> [WHAT YOU NEED TO DO]
Reproduce every record below exactly, without the pictures.
(DATASET ENTRIES begins)
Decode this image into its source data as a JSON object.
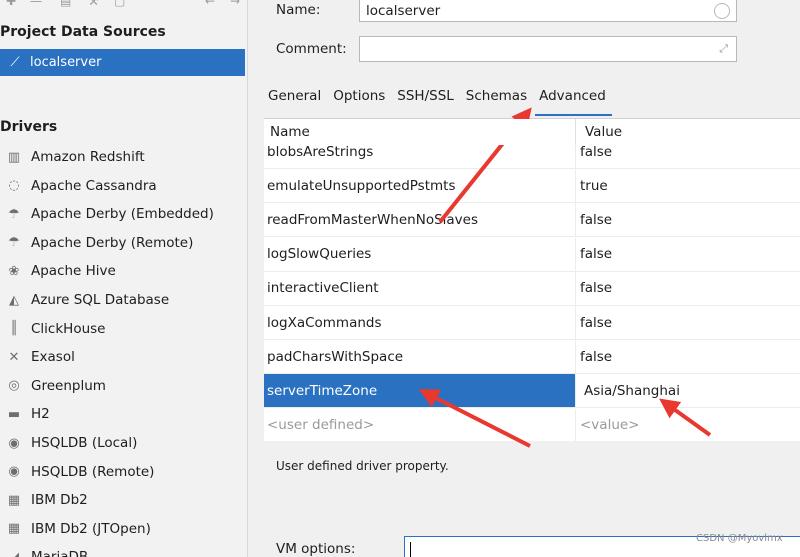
{
  "left": {
    "datasources_title": "Project Data Sources",
    "datasource": {
      "label": "localserver",
      "icon": "datasource-icon"
    },
    "drivers_title": "Drivers",
    "drivers": [
      {
        "label": "Amazon Redshift",
        "icon": "redshift-icon",
        "glyph": "▥"
      },
      {
        "label": "Apache Cassandra",
        "icon": "cassandra-icon",
        "glyph": "◌"
      },
      {
        "label": "Apache Derby (Embedded)",
        "icon": "derby-icon",
        "glyph": "☂"
      },
      {
        "label": "Apache Derby (Remote)",
        "icon": "derby-icon",
        "glyph": "☂"
      },
      {
        "label": "Apache Hive",
        "icon": "hive-icon",
        "glyph": "❀"
      },
      {
        "label": "Azure SQL Database",
        "icon": "azure-icon",
        "glyph": "◭"
      },
      {
        "label": "ClickHouse",
        "icon": "clickhouse-icon",
        "glyph": "║"
      },
      {
        "label": "Exasol",
        "icon": "exasol-icon",
        "glyph": "✕"
      },
      {
        "label": "Greenplum",
        "icon": "greenplum-icon",
        "glyph": "◎"
      },
      {
        "label": "H2",
        "icon": "h2-icon",
        "glyph": "▬"
      },
      {
        "label": "HSQLDB (Local)",
        "icon": "hsqldb-icon",
        "glyph": "◉"
      },
      {
        "label": "HSQLDB (Remote)",
        "icon": "hsqldb-icon",
        "glyph": "◉"
      },
      {
        "label": "IBM Db2",
        "icon": "ibm-db2-icon",
        "glyph": "▦"
      },
      {
        "label": "IBM Db2 (JTOpen)",
        "icon": "ibm-db2-icon",
        "glyph": "▦"
      },
      {
        "label": "MariaDB",
        "icon": "mariadb-icon",
        "glyph": "◢"
      }
    ]
  },
  "form": {
    "name_label": "Name:",
    "name_value": "localserver",
    "comment_label": "Comment:",
    "comment_value": ""
  },
  "tabs": [
    {
      "label": "General",
      "active": false
    },
    {
      "label": "Options",
      "active": false
    },
    {
      "label": "SSH/SSL",
      "active": false
    },
    {
      "label": "Schemas",
      "active": false
    },
    {
      "label": "Advanced",
      "active": true
    }
  ],
  "table": {
    "headers": {
      "name": "Name",
      "value": "Value"
    },
    "rows": [
      {
        "name": "blobsAreStrings",
        "value": "false"
      },
      {
        "name": "emulateUnsupportedPstmts",
        "value": "true"
      },
      {
        "name": "readFromMasterWhenNoSlaves",
        "value": "false"
      },
      {
        "name": "logSlowQueries",
        "value": "false"
      },
      {
        "name": "interactiveClient",
        "value": "false"
      },
      {
        "name": "logXaCommands",
        "value": "false"
      },
      {
        "name": "padCharsWithSpace",
        "value": "false"
      },
      {
        "name": "serverTimeZone",
        "value": "Asia/Shanghai",
        "selected": true
      },
      {
        "name": "<user defined>",
        "value": "<value>",
        "placeholder": true
      }
    ]
  },
  "description": "User defined driver property.",
  "vm_options_label": "VM options:",
  "vm_options_value": "",
  "watermark": "CSDN @Myovlmx",
  "colors": {
    "accent": "#2a71c2",
    "arrow": "#e8382f"
  }
}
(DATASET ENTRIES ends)
> [ANSWER FOR THE TASK]
Decode this image into its source data as a JSON object.
{
  "left": {
    "datasources_title": "Project Data Sources",
    "datasource": {
      "label": "localserver",
      "icon": "datasource-icon"
    },
    "drivers_title": "Drivers",
    "drivers": [
      {
        "label": "Amazon Redshift",
        "icon": "redshift-icon",
        "glyph": "▥"
      },
      {
        "label": "Apache Cassandra",
        "icon": "cassandra-icon",
        "glyph": "◌"
      },
      {
        "label": "Apache Derby (Embedded)",
        "icon": "derby-icon",
        "glyph": "☂"
      },
      {
        "label": "Apache Derby (Remote)",
        "icon": "derby-icon",
        "glyph": "☂"
      },
      {
        "label": "Apache Hive",
        "icon": "hive-icon",
        "glyph": "❀"
      },
      {
        "label": "Azure SQL Database",
        "icon": "azure-icon",
        "glyph": "◭"
      },
      {
        "label": "ClickHouse",
        "icon": "clickhouse-icon",
        "glyph": "║"
      },
      {
        "label": "Exasol",
        "icon": "exasol-icon",
        "glyph": "✕"
      },
      {
        "label": "Greenplum",
        "icon": "greenplum-icon",
        "glyph": "◎"
      },
      {
        "label": "H2",
        "icon": "h2-icon",
        "glyph": "▬"
      },
      {
        "label": "HSQLDB (Local)",
        "icon": "hsqldb-icon",
        "glyph": "◉"
      },
      {
        "label": "HSQLDB (Remote)",
        "icon": "hsqldb-icon",
        "glyph": "◉"
      },
      {
        "label": "IBM Db2",
        "icon": "ibm-db2-icon",
        "glyph": "▦"
      },
      {
        "label": "IBM Db2 (JTOpen)",
        "icon": "ibm-db2-icon",
        "glyph": "▦"
      },
      {
        "label": "MariaDB",
        "icon": "mariadb-icon",
        "glyph": "◢"
      }
    ]
  },
  "form": {
    "name_label": "Name:",
    "name_value": "localserver",
    "comment_label": "Comment:",
    "comment_value": ""
  },
  "tabs": [
    {
      "label": "General",
      "active": false
    },
    {
      "label": "Options",
      "active": false
    },
    {
      "label": "SSH/SSL",
      "active": false
    },
    {
      "label": "Schemas",
      "active": false
    },
    {
      "label": "Advanced",
      "active": true
    }
  ],
  "table": {
    "headers": {
      "name": "Name",
      "value": "Value"
    },
    "rows": [
      {
        "name": "blobsAreStrings",
        "value": "false"
      },
      {
        "name": "emulateUnsupportedPstmts",
        "value": "true"
      },
      {
        "name": "readFromMasterWhenNoSlaves",
        "value": "false"
      },
      {
        "name": "logSlowQueries",
        "value": "false"
      },
      {
        "name": "interactiveClient",
        "value": "false"
      },
      {
        "name": "logXaCommands",
        "value": "false"
      },
      {
        "name": "padCharsWithSpace",
        "value": "false"
      },
      {
        "name": "serverTimeZone",
        "value": "Asia/Shanghai",
        "selected": true
      },
      {
        "name": "<user defined>",
        "value": "<value>",
        "placeholder": true
      }
    ]
  },
  "description": "User defined driver property.",
  "vm_options_label": "VM options:",
  "vm_options_value": "",
  "watermark": "CSDN @Myovlmx",
  "colors": {
    "accent": "#2a71c2",
    "arrow": "#e8382f"
  }
}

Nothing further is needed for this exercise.